● ABOUT THIS EXERCISE: Exactly as written, set down every entry once more.

● DATA SHOWN:

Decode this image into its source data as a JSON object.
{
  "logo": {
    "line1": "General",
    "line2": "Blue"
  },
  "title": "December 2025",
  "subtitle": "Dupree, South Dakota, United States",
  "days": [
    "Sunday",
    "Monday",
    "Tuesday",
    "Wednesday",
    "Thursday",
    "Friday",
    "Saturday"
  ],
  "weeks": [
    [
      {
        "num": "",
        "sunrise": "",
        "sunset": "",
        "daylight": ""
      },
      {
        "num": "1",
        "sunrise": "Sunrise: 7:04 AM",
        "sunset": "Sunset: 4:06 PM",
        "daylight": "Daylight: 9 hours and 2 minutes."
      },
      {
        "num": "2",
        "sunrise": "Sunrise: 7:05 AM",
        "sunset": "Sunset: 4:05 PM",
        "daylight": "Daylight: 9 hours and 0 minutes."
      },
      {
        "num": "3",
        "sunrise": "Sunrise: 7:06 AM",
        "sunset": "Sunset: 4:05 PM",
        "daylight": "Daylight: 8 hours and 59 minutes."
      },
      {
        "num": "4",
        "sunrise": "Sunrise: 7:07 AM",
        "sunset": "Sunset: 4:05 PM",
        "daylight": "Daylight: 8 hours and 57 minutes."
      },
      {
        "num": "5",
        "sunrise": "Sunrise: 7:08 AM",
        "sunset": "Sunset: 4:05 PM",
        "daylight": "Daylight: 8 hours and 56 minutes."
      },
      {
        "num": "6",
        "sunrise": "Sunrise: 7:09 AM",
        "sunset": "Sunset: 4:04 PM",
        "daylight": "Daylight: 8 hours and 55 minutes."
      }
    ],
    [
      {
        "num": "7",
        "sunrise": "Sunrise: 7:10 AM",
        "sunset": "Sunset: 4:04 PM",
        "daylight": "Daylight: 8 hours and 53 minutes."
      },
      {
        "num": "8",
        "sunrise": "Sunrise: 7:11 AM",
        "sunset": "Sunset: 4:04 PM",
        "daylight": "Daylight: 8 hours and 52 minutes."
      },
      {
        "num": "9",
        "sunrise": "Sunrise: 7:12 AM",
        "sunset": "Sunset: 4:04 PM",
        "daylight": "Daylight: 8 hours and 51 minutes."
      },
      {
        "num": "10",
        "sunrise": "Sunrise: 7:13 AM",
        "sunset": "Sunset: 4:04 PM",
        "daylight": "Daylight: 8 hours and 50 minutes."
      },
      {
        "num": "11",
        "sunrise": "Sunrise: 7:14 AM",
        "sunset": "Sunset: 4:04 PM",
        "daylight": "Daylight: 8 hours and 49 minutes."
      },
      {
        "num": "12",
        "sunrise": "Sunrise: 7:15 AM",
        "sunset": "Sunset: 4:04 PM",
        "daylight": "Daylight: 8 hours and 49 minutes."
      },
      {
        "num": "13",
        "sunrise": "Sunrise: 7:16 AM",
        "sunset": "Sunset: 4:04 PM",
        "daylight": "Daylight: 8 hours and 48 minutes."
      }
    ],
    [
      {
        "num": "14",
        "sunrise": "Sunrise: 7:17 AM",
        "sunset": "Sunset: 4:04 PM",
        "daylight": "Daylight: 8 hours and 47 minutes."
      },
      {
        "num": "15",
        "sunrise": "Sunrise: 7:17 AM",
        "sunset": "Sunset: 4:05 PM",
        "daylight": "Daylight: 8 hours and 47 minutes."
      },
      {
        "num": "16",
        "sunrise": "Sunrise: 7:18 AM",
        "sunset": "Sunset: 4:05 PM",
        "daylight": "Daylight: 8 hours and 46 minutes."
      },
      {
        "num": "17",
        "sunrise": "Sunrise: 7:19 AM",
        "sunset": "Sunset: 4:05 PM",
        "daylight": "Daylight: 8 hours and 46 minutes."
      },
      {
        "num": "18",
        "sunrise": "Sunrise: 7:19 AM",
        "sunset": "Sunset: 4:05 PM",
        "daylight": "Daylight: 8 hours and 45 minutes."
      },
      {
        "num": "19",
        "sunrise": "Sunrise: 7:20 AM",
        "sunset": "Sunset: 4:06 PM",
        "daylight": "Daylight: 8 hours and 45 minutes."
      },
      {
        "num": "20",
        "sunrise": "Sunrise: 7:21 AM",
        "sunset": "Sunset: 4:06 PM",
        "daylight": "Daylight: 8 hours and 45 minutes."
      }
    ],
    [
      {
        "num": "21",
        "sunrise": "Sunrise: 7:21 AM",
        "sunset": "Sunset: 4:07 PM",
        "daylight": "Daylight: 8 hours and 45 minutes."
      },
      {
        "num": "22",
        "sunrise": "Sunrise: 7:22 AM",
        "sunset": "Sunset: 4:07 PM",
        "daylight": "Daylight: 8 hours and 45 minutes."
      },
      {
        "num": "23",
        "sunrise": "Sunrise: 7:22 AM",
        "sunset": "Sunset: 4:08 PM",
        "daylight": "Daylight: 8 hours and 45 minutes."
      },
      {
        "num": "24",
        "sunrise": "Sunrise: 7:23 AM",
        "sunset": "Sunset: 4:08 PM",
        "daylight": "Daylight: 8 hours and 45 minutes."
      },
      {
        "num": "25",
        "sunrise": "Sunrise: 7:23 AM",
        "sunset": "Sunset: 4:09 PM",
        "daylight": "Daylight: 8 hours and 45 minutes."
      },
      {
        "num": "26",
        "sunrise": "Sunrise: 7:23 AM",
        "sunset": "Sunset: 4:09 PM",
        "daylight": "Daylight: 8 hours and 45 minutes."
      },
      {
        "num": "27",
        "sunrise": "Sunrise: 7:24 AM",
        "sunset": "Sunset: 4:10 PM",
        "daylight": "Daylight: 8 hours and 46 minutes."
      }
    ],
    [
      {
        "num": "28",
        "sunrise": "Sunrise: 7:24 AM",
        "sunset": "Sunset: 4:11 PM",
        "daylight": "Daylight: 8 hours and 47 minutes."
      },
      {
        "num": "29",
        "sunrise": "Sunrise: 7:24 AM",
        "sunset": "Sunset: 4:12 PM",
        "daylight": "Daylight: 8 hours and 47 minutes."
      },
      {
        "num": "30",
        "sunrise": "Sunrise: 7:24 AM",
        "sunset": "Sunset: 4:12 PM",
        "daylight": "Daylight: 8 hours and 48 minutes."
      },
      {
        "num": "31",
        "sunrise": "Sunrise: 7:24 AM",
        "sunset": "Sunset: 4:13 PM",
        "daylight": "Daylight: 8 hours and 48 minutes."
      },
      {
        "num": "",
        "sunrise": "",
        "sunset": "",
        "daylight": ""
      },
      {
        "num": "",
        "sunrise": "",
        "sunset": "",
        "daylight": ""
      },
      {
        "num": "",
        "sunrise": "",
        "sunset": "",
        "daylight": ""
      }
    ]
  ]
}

● THE COMPLETED TASK:
Decode this image into its source data as a JSON object.
{
  "logo": {
    "line1": "General",
    "line2": "Blue"
  },
  "title": "December 2025",
  "subtitle": "Dupree, South Dakota, United States",
  "days": [
    "Sunday",
    "Monday",
    "Tuesday",
    "Wednesday",
    "Thursday",
    "Friday",
    "Saturday"
  ],
  "weeks": [
    [
      {
        "num": "",
        "sunrise": "",
        "sunset": "",
        "daylight": ""
      },
      {
        "num": "1",
        "sunrise": "Sunrise: 7:04 AM",
        "sunset": "Sunset: 4:06 PM",
        "daylight": "Daylight: 9 hours and 2 minutes."
      },
      {
        "num": "2",
        "sunrise": "Sunrise: 7:05 AM",
        "sunset": "Sunset: 4:05 PM",
        "daylight": "Daylight: 9 hours and 0 minutes."
      },
      {
        "num": "3",
        "sunrise": "Sunrise: 7:06 AM",
        "sunset": "Sunset: 4:05 PM",
        "daylight": "Daylight: 8 hours and 59 minutes."
      },
      {
        "num": "4",
        "sunrise": "Sunrise: 7:07 AM",
        "sunset": "Sunset: 4:05 PM",
        "daylight": "Daylight: 8 hours and 57 minutes."
      },
      {
        "num": "5",
        "sunrise": "Sunrise: 7:08 AM",
        "sunset": "Sunset: 4:05 PM",
        "daylight": "Daylight: 8 hours and 56 minutes."
      },
      {
        "num": "6",
        "sunrise": "Sunrise: 7:09 AM",
        "sunset": "Sunset: 4:04 PM",
        "daylight": "Daylight: 8 hours and 55 minutes."
      }
    ],
    [
      {
        "num": "7",
        "sunrise": "Sunrise: 7:10 AM",
        "sunset": "Sunset: 4:04 PM",
        "daylight": "Daylight: 8 hours and 53 minutes."
      },
      {
        "num": "8",
        "sunrise": "Sunrise: 7:11 AM",
        "sunset": "Sunset: 4:04 PM",
        "daylight": "Daylight: 8 hours and 52 minutes."
      },
      {
        "num": "9",
        "sunrise": "Sunrise: 7:12 AM",
        "sunset": "Sunset: 4:04 PM",
        "daylight": "Daylight: 8 hours and 51 minutes."
      },
      {
        "num": "10",
        "sunrise": "Sunrise: 7:13 AM",
        "sunset": "Sunset: 4:04 PM",
        "daylight": "Daylight: 8 hours and 50 minutes."
      },
      {
        "num": "11",
        "sunrise": "Sunrise: 7:14 AM",
        "sunset": "Sunset: 4:04 PM",
        "daylight": "Daylight: 8 hours and 49 minutes."
      },
      {
        "num": "12",
        "sunrise": "Sunrise: 7:15 AM",
        "sunset": "Sunset: 4:04 PM",
        "daylight": "Daylight: 8 hours and 49 minutes."
      },
      {
        "num": "13",
        "sunrise": "Sunrise: 7:16 AM",
        "sunset": "Sunset: 4:04 PM",
        "daylight": "Daylight: 8 hours and 48 minutes."
      }
    ],
    [
      {
        "num": "14",
        "sunrise": "Sunrise: 7:17 AM",
        "sunset": "Sunset: 4:04 PM",
        "daylight": "Daylight: 8 hours and 47 minutes."
      },
      {
        "num": "15",
        "sunrise": "Sunrise: 7:17 AM",
        "sunset": "Sunset: 4:05 PM",
        "daylight": "Daylight: 8 hours and 47 minutes."
      },
      {
        "num": "16",
        "sunrise": "Sunrise: 7:18 AM",
        "sunset": "Sunset: 4:05 PM",
        "daylight": "Daylight: 8 hours and 46 minutes."
      },
      {
        "num": "17",
        "sunrise": "Sunrise: 7:19 AM",
        "sunset": "Sunset: 4:05 PM",
        "daylight": "Daylight: 8 hours and 46 minutes."
      },
      {
        "num": "18",
        "sunrise": "Sunrise: 7:19 AM",
        "sunset": "Sunset: 4:05 PM",
        "daylight": "Daylight: 8 hours and 45 minutes."
      },
      {
        "num": "19",
        "sunrise": "Sunrise: 7:20 AM",
        "sunset": "Sunset: 4:06 PM",
        "daylight": "Daylight: 8 hours and 45 minutes."
      },
      {
        "num": "20",
        "sunrise": "Sunrise: 7:21 AM",
        "sunset": "Sunset: 4:06 PM",
        "daylight": "Daylight: 8 hours and 45 minutes."
      }
    ],
    [
      {
        "num": "21",
        "sunrise": "Sunrise: 7:21 AM",
        "sunset": "Sunset: 4:07 PM",
        "daylight": "Daylight: 8 hours and 45 minutes."
      },
      {
        "num": "22",
        "sunrise": "Sunrise: 7:22 AM",
        "sunset": "Sunset: 4:07 PM",
        "daylight": "Daylight: 8 hours and 45 minutes."
      },
      {
        "num": "23",
        "sunrise": "Sunrise: 7:22 AM",
        "sunset": "Sunset: 4:08 PM",
        "daylight": "Daylight: 8 hours and 45 minutes."
      },
      {
        "num": "24",
        "sunrise": "Sunrise: 7:23 AM",
        "sunset": "Sunset: 4:08 PM",
        "daylight": "Daylight: 8 hours and 45 minutes."
      },
      {
        "num": "25",
        "sunrise": "Sunrise: 7:23 AM",
        "sunset": "Sunset: 4:09 PM",
        "daylight": "Daylight: 8 hours and 45 minutes."
      },
      {
        "num": "26",
        "sunrise": "Sunrise: 7:23 AM",
        "sunset": "Sunset: 4:09 PM",
        "daylight": "Daylight: 8 hours and 45 minutes."
      },
      {
        "num": "27",
        "sunrise": "Sunrise: 7:24 AM",
        "sunset": "Sunset: 4:10 PM",
        "daylight": "Daylight: 8 hours and 46 minutes."
      }
    ],
    [
      {
        "num": "28",
        "sunrise": "Sunrise: 7:24 AM",
        "sunset": "Sunset: 4:11 PM",
        "daylight": "Daylight: 8 hours and 47 minutes."
      },
      {
        "num": "29",
        "sunrise": "Sunrise: 7:24 AM",
        "sunset": "Sunset: 4:12 PM",
        "daylight": "Daylight: 8 hours and 47 minutes."
      },
      {
        "num": "30",
        "sunrise": "Sunrise: 7:24 AM",
        "sunset": "Sunset: 4:12 PM",
        "daylight": "Daylight: 8 hours and 48 minutes."
      },
      {
        "num": "31",
        "sunrise": "Sunrise: 7:24 AM",
        "sunset": "Sunset: 4:13 PM",
        "daylight": "Daylight: 8 hours and 48 minutes."
      },
      {
        "num": "",
        "sunrise": "",
        "sunset": "",
        "daylight": ""
      },
      {
        "num": "",
        "sunrise": "",
        "sunset": "",
        "daylight": ""
      },
      {
        "num": "",
        "sunrise": "",
        "sunset": "",
        "daylight": ""
      }
    ]
  ]
}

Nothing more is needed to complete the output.